Monday, October 15, 2007

Malkin the Hypocrite, or Malkin the Spurned?

Give credit to Christopher Hayes for pointing out that, as recently as 2004, right-wing liar Michelle Malkin was all whiny about health care.

After my husband quit his job earlier this year (to become a full-time stay-at-home dad), we had a choice. We could either buy health insurance from his former employer through a program called COBRA at a cost of more than $1,000 per month(!) or we could go it alone in Maryland’s individual market. Given our financial circumstances, that “choice” wasn’t much of a choice at all. We had to go on our own.

We discovered that the most generous plans in Maryland’s individual market cost $700 per month yet provide no more than $1,500 per year of prescription drug coverage–a drop in the bucket if someone in our family were to be diagnosed with a serious illness.

With health insurance choices like that, no wonder so many people opt to go uninsured.

Is the reason Malkin went all apeshit over Graeme Frost's family's speaking out in favor of the SCHIP extension (that went down in a hell of veto-inflicted flames courtesy of the shrub) that they dared speak out in favor of a health care bill for children, or because they spoke out in support -- by osmosis -- of a bill backed by most Democrats? It's kind of difficult to figure out.

On the one hand, there's the hypocrisy; Malkin was whining just three years ago about how tough it is to get affordable health insurance in this country (can you believe her when she wrote, "[w]e couldn’t qualify for the preferred rate because Golden Rule says I am underweight"? I guess all that stalking gives her a terrific workout). And now, here she is viciously attacking a lower-middle class family on a combined gross annual income of $45,000 because they ended up in a situation that -- fate being fickle -- could just as easily have befallen her own kids. Far right-wingers like Malkin are nothing if not the epitome of hypocrisy, holding themselves to a different standard than everyone else.

On the other hand, there could be an element of the spurned ideologue effect going on here. After all, if Malkin could get lucky and strike it rich penning insane diatribes against anything left of the farthest reaches of the right wing, why couldn't the Frosts? Why, reasons Malkin, they ought to be thankful their brats are even alive! How dare the parents do anything other than suck it up and work three or four jobs each?

I'm more inclined to believe the former than the latter, because liars such as Malkin do nothing that isn't 100% calculated to get what they want by instilling fear in the hearts and minds of their opponents. Want to eradicate that pesky Constitution? Drag out Osama every now and then. So what if in the process the right-wingers compromise vital intelligence operations that took years to achieve results? As long as they can scare Democrats and the American public into shutting up and accepting whatever Nazi-esque policy the shrub and his gargoyle want us to accept, it's all good, right? Want to galvanize the ever-shrinking base? Whip up fantastical bogeyman tales of that "evil" socialized health care! And if you want to intimidate families from speaking out in favor of health care reform so average Americans can have fewer worries, stalk them -- with all the threat of harm that comes with that depraved action.

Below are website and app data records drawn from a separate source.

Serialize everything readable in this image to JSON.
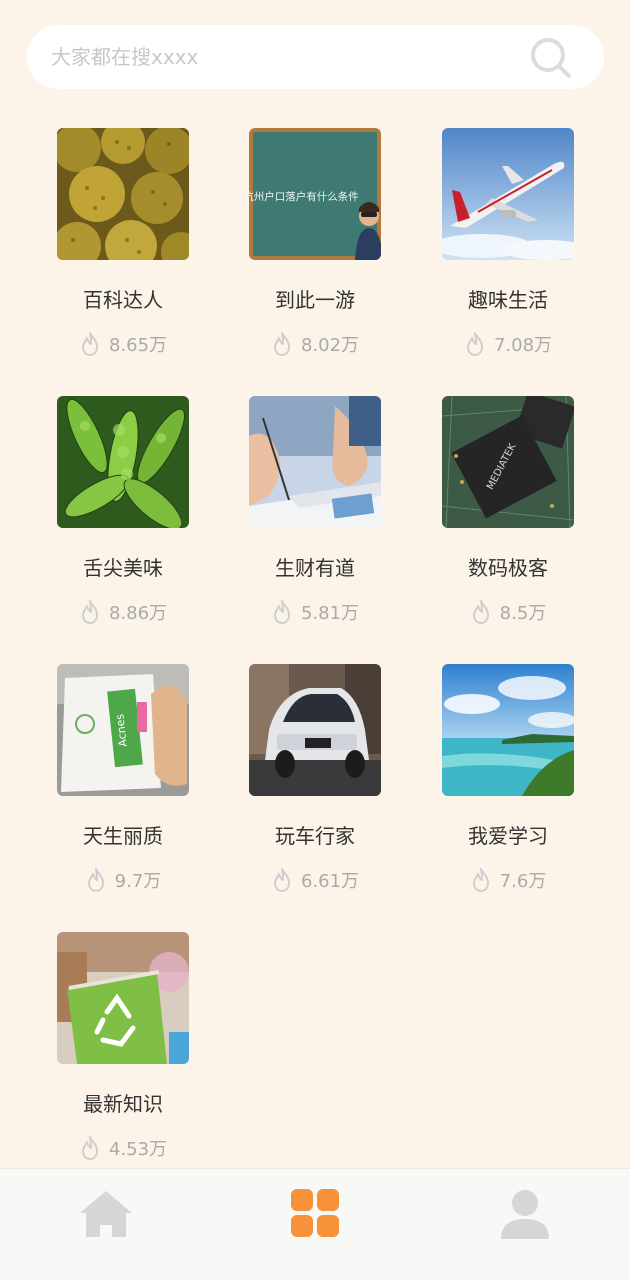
{
  "search": {
    "placeholder": "大家都在搜xxxx"
  },
  "categories": [
    {
      "title": "百科达人",
      "count": "8.65万",
      "image": "durian"
    },
    {
      "title": "到此一游",
      "count": "8.02万",
      "image": "chalkboard",
      "image_text": "杭州户口落户有什么条件"
    },
    {
      "title": "趣味生活",
      "count": "7.08万",
      "image": "airplane"
    },
    {
      "title": "舌尖美味",
      "count": "8.86万",
      "image": "edamame"
    },
    {
      "title": "生财有道",
      "count": "5.81万",
      "image": "writing-hands"
    },
    {
      "title": "数码极客",
      "count": "8.5万",
      "image": "chip",
      "image_text": "MEDIATEK"
    },
    {
      "title": "天生丽质",
      "count": "9.7万",
      "image": "product-bag",
      "image_text": "Acnes"
    },
    {
      "title": "玩车行家",
      "count": "6.61万",
      "image": "suv"
    },
    {
      "title": "我爱学习",
      "count": "7.6万",
      "image": "seascape"
    },
    {
      "title": "最新知识",
      "count": "4.53万",
      "image": "recycle-bag"
    }
  ],
  "tabbar": [
    {
      "name": "home",
      "icon": "home-icon",
      "active": false
    },
    {
      "name": "categories",
      "icon": "grid-icon",
      "active": true
    },
    {
      "name": "profile",
      "icon": "user-icon",
      "active": false
    }
  ],
  "colors": {
    "background": "#fcf4e8",
    "accent": "#f7913a",
    "inactive": "#d6d6d6",
    "muted_text": "#aaaaaa"
  }
}
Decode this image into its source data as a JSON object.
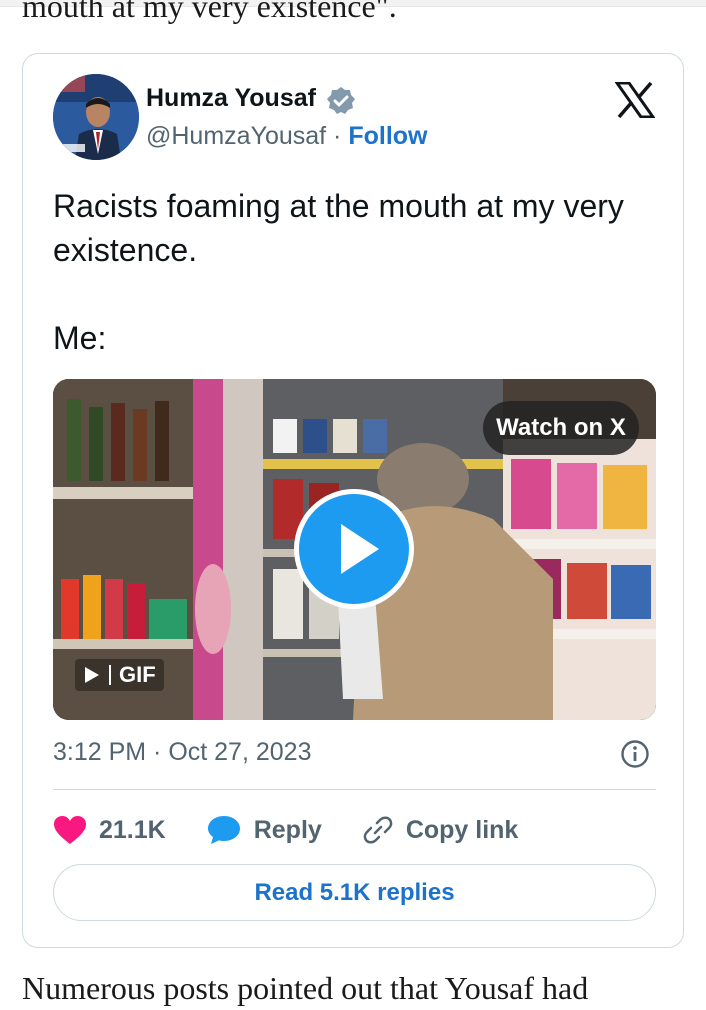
{
  "article": {
    "top_text": "mouth at my very existence\".",
    "bottom_text": "Numerous posts pointed out that Yousaf had"
  },
  "tweet": {
    "author_name": "Humza Yousaf",
    "handle": "@HumzaYousaf",
    "separator": " · ",
    "follow_label": "Follow",
    "text_line1": "Racists foaming at the mouth at my very existence.",
    "text_line2": "Me:",
    "media": {
      "watch_label": "Watch on X",
      "gif_label": "GIF"
    },
    "timestamp": "3:12 PM · Oct 27, 2023",
    "actions": {
      "likes": "21.1K",
      "reply_label": "Reply",
      "copy_label": "Copy link"
    },
    "read_replies_label": "Read 5.1K replies"
  },
  "colors": {
    "link_blue": "#1d73c9",
    "play_blue": "#1d9bf0",
    "heart_pink": "#f91880",
    "reply_blue": "#1d9bf0",
    "muted": "#536471"
  },
  "icons": [
    "verified-badge-icon",
    "x-logo-icon",
    "play-icon",
    "info-icon",
    "heart-icon",
    "reply-bubble-icon",
    "link-icon"
  ]
}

It's possible there's an element of both in this; hypocrisy combined with insane incredulity that any middle class family could possibly, openly support something that Democrats have as part of their platform. But wouldn't this imply that the far right-wingers have a glimmer of human feeling? They don't care about the suffering of those they hold beneath them. Why should they care if an average lower-middle class family gets behind a program supported by the opposition?

It's because SCHIP and other publicly-funded programs supported by the public still have power to determine the outcomes of elections in this country, and that sparks one of the three emotions extreme conservatives do feel (the other two being hatred and contempt): unreasoning fear -- fear that enough voters will go to the polls and turn out in such numbers that Republican vote fraud will not stop Democrats from winning even more power from the GOP. The loss of power is the only thing the far right truly fears, and it has the ideology's preferred political party in such a state of mortal terror that they must stamp out anyone -- ANYONE -- whose plight may tug at the already stretched heartstrings of the American public. It's the loss of even more advantage going into next year's elections that is behind the viciousness and unreasoning hatred so gleefully indulged by the Malkins of the world.

As Yoda said, "fear leads to anger. Anger leads to hate. Hate...leads to suffering."

No comments: